6 An in-depth reflection would lie beyond the scope of this book, but a few points should be addressed here. indd 15 9/16/11 3:03:36 PM Urban Chroniclers in Modern Latin America | 16 changes that accompanied modernity provoked in them a deep malaise. 7 In the particular case of the modernistas, this unease reflected that modernity was an ambitious project more than an attainable reality, and that it often heightened existing inequalities not only within Latin America but also between Latin America and metropolitan centers such as Paris and New York.
New technologies responded to the city’s expansion. 10 As a result of the country’s solid economic growth, more people began to participate in diverse aspects of the urban economy. New restaurants and cafés were opening, as were theaters, cabarets, and cinemas. Leisure sports, such as soccer, boxing, and golf, were also becoming increasingly fashionable among a population interested in keeping up with European and North American trends. Another sign of change in Buenos Aires came with the multiplication of newspapers and magazines published on a broad scale.

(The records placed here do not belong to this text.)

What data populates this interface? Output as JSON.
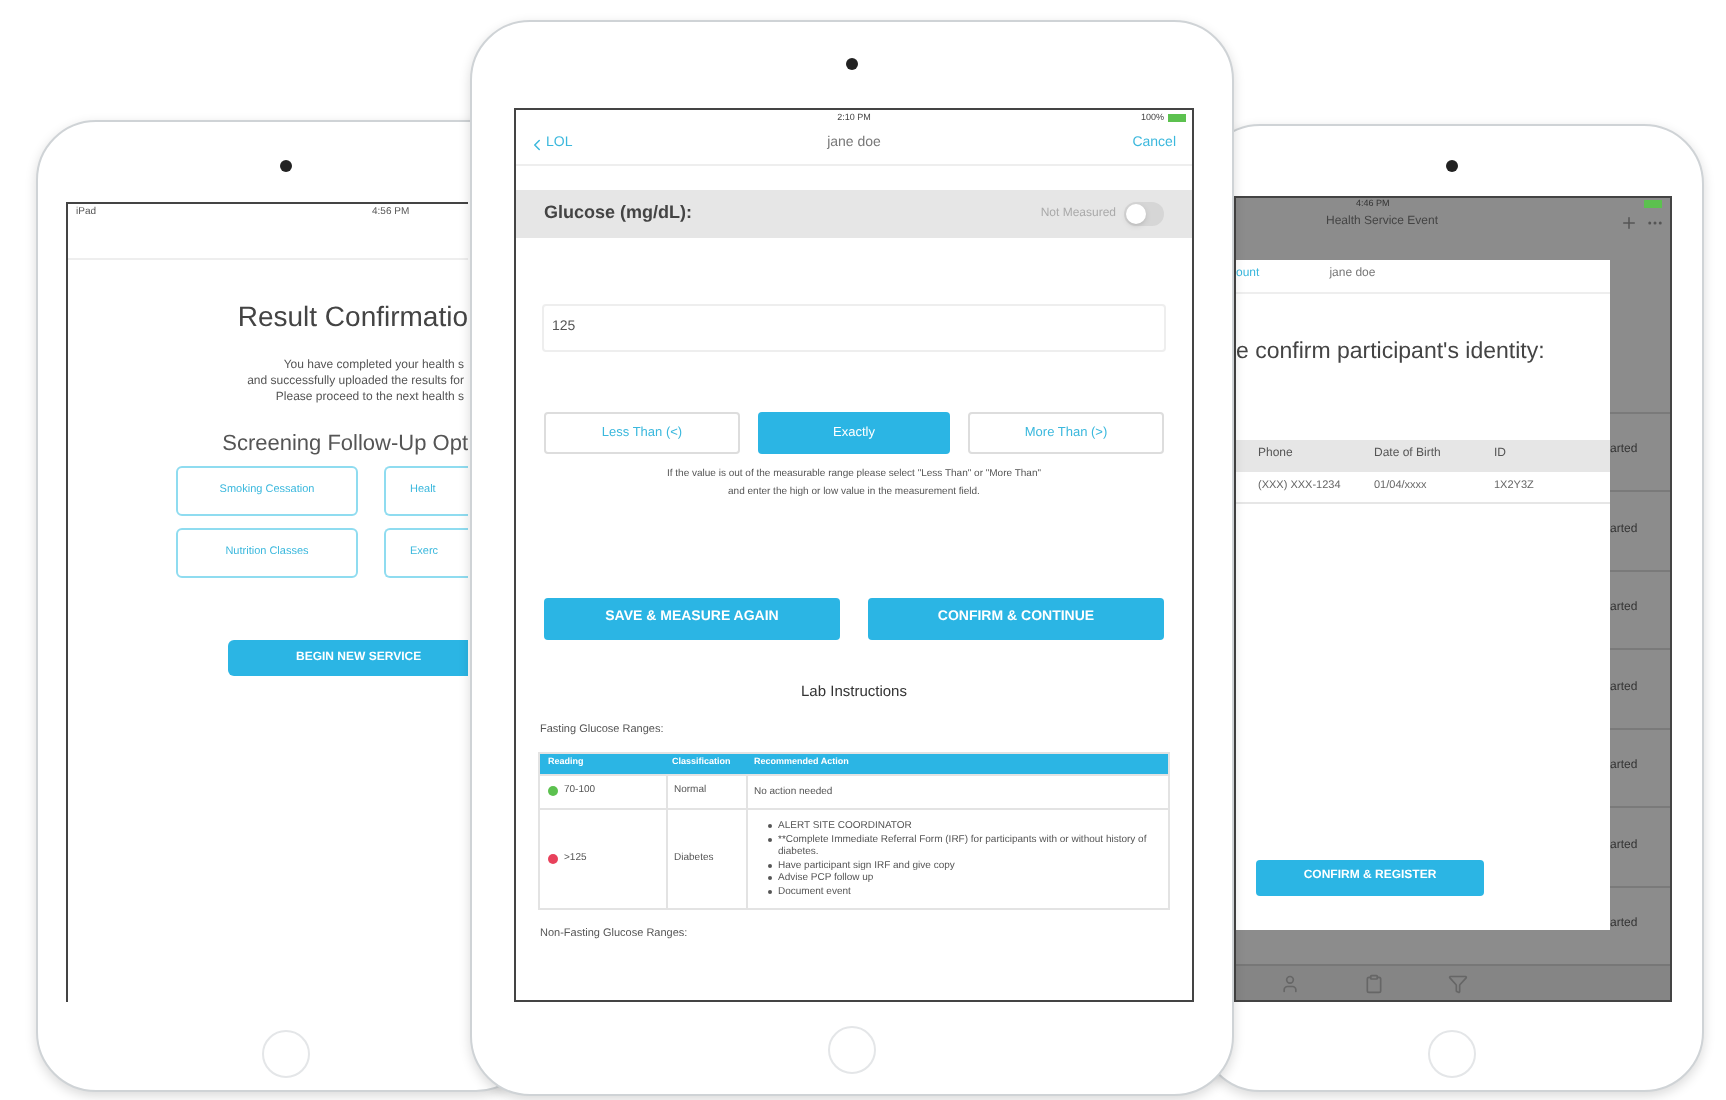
{
  "left_tablet": {
    "status_bar": {
      "carrier": "iPad",
      "time": "4:56 PM"
    },
    "title": "Result Confirmatio",
    "message_lines": [
      "You have completed your health s",
      "and successfully uploaded the results for",
      "Please proceed to the next health s"
    ],
    "options_heading": "Screening Follow-Up Opt",
    "options": [
      [
        "Smoking Cessation",
        "Healt"
      ],
      [
        "Nutrition Classes",
        "Exerc"
      ]
    ],
    "primary_button": "BEGIN NEW SERVICE"
  },
  "center_tablet": {
    "status_bar": {
      "time": "2:10 PM",
      "battery": "100%"
    },
    "nav": {
      "back": "LOL",
      "title": "jane doe",
      "action": "Cancel"
    },
    "measure": {
      "label": "Glucose (mg/dL):",
      "toggle_label": "Not Measured",
      "on": false
    },
    "value": "125",
    "modes": [
      {
        "label": "Less Than (<)",
        "selected": false
      },
      {
        "label": "Exactly",
        "selected": true
      },
      {
        "label": "More Than (>)",
        "selected": false
      }
    ],
    "hint_lines": [
      "If the value is out of the measurable range please select \"Less Than\" or \"More Than\"",
      "and enter the high or low value in the measurement field."
    ],
    "actions": [
      "SAVE & MEASURE AGAIN",
      "CONFIRM & CONTINUE"
    ],
    "lab_title": "Lab Instructions",
    "fasting_title": "Fasting Glucose Ranges:",
    "table": {
      "columns": [
        "Reading",
        "Classification",
        "Recommended Action"
      ],
      "rows": [
        {
          "color": "#5cc14f",
          "reading": "70-100",
          "classification": "Normal",
          "actions": [
            "No action needed"
          ]
        },
        {
          "color": "#e8415b",
          "reading": ">125",
          "classification": "Diabetes",
          "actions": [
            "ALERT SITE COORDINATOR",
            "**Complete Immediate Referral Form (IRF) for participants with or without history of diabetes.",
            "Have participant sign IRF and give copy",
            "Advise PCP follow up",
            "Document event"
          ]
        }
      ]
    },
    "non_fasting_title": "Non-Fasting Glucose Ranges:"
  },
  "right_tablet": {
    "status_bar": {
      "time": "4:46 PM"
    },
    "nav": {
      "title": "Health Service Event"
    },
    "list_rows": [
      "arted",
      "arted",
      "arted",
      "arted",
      "arted",
      "arted",
      "arted"
    ],
    "modal": {
      "tab": "ount",
      "name": "jane doe",
      "title": "e confirm participant's identity:",
      "columns": [
        "Phone",
        "Date of Birth",
        "ID"
      ],
      "row": [
        "(XXX) XXX-1234",
        "01/04/xxxx",
        "1X2Y3Z"
      ],
      "button": "CONFIRM & REGISTER"
    }
  }
}
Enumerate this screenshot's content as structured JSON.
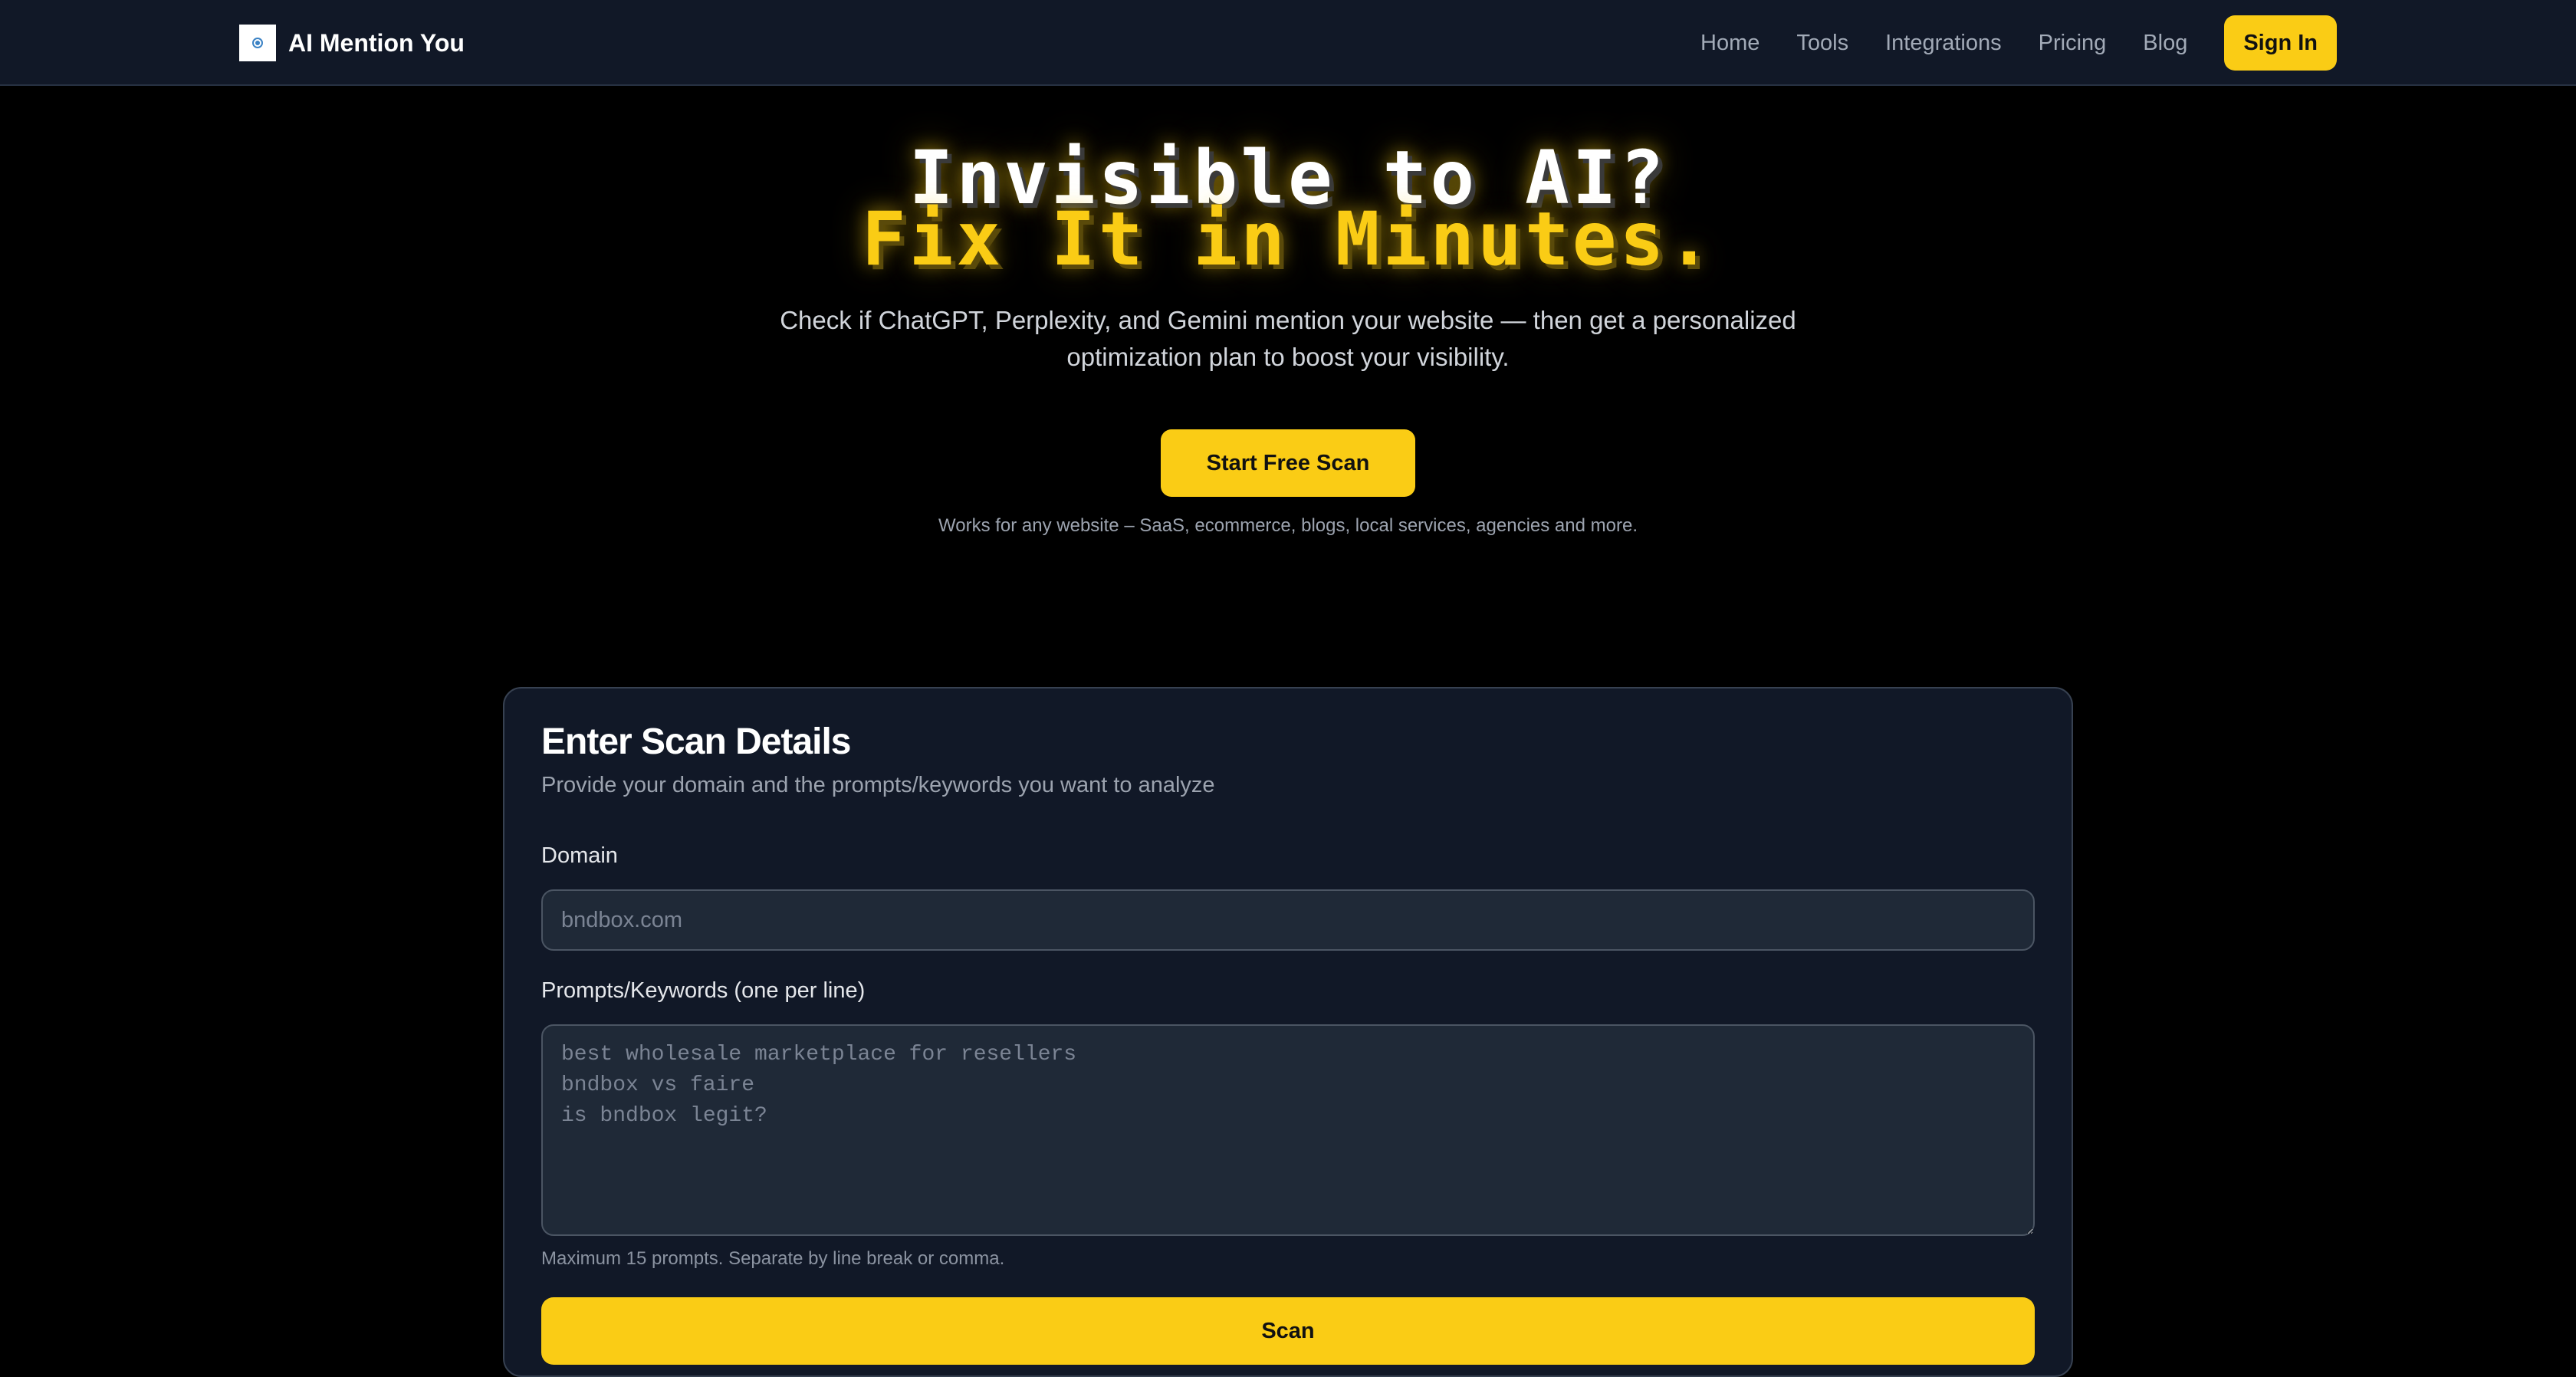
{
  "nav": {
    "brand": "AI Mention You",
    "links": [
      "Home",
      "Tools",
      "Integrations",
      "Pricing",
      "Blog"
    ],
    "signin_label": "Sign In",
    "logo_icon": "target-icon"
  },
  "hero": {
    "headline_line1": "Invisible to AI?",
    "headline_line2": "Fix It in Minutes.",
    "subtitle": "Check if ChatGPT, Perplexity, and Gemini mention your website — then get a personalized optimization plan to boost your visibility.",
    "cta_label": "Start Free Scan",
    "works_note": "Works for any website – SaaS, ecommerce, blogs, local services, agencies and more."
  },
  "scan_form": {
    "title": "Enter Scan Details",
    "description": "Provide your domain and the prompts/keywords you want to analyze",
    "domain_label": "Domain",
    "domain_placeholder": "bndbox.com",
    "domain_value": "",
    "prompts_label": "Prompts/Keywords (one per line)",
    "prompts_placeholder": "best wholesale marketplace for resellers\nbndbox vs faire\nis bndbox legit?",
    "prompts_value": "",
    "hint": "Maximum 15 prompts. Separate by line break or comma.",
    "submit_label": "Scan"
  },
  "colors": {
    "accent": "#facc15",
    "nav_bg": "#111827",
    "page_bg": "#000000",
    "card_bg": "#111827",
    "input_bg": "#1f2937"
  }
}
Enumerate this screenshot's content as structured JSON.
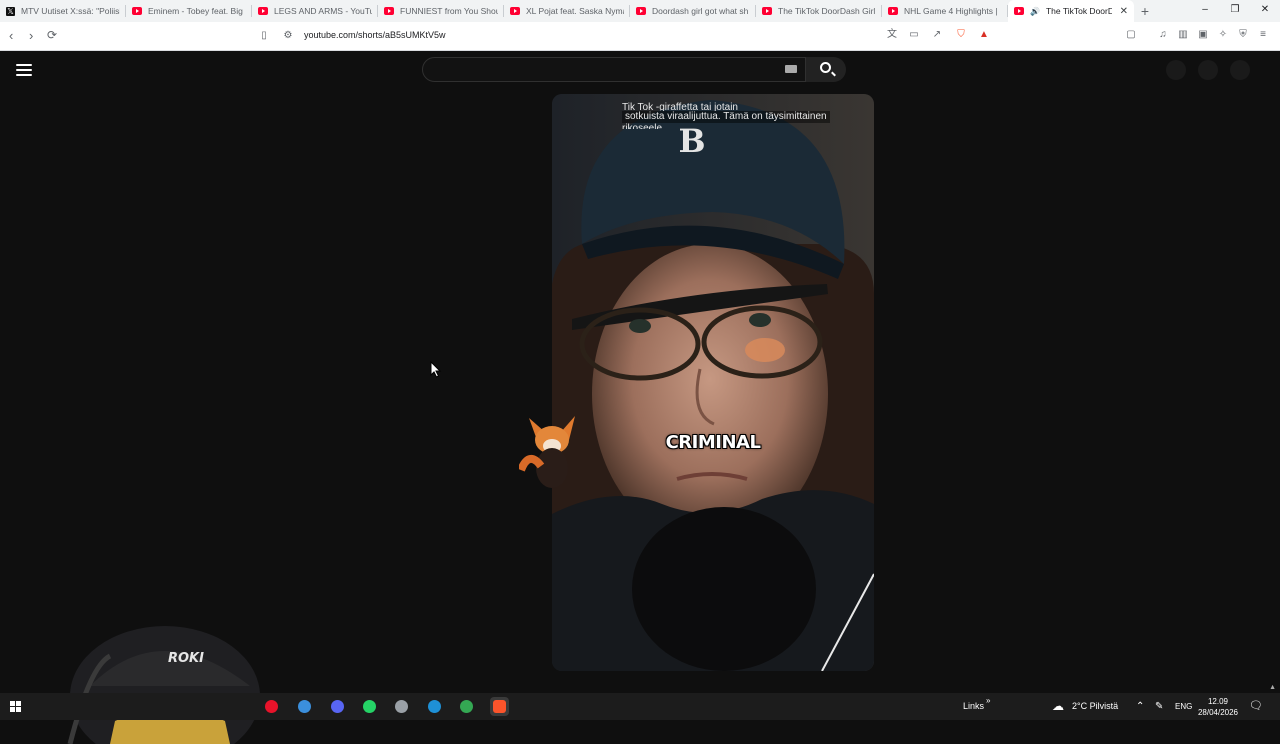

He or she must be willing to comment on the unexpected with originality and speed. This vulnerability extends to the contested space of the chronicle in cultural production. As Brazilian critic Antonio Cândido has noted, the chronicle “fica perto de nos”; it remains close to us, its readers (A crônica, 13). Near the streets and daily life, the chronicle remains open to philosophical and political discourses, serving as a liaison between erudite ideas and a diverse public when it isn’t simply aiming to amuse.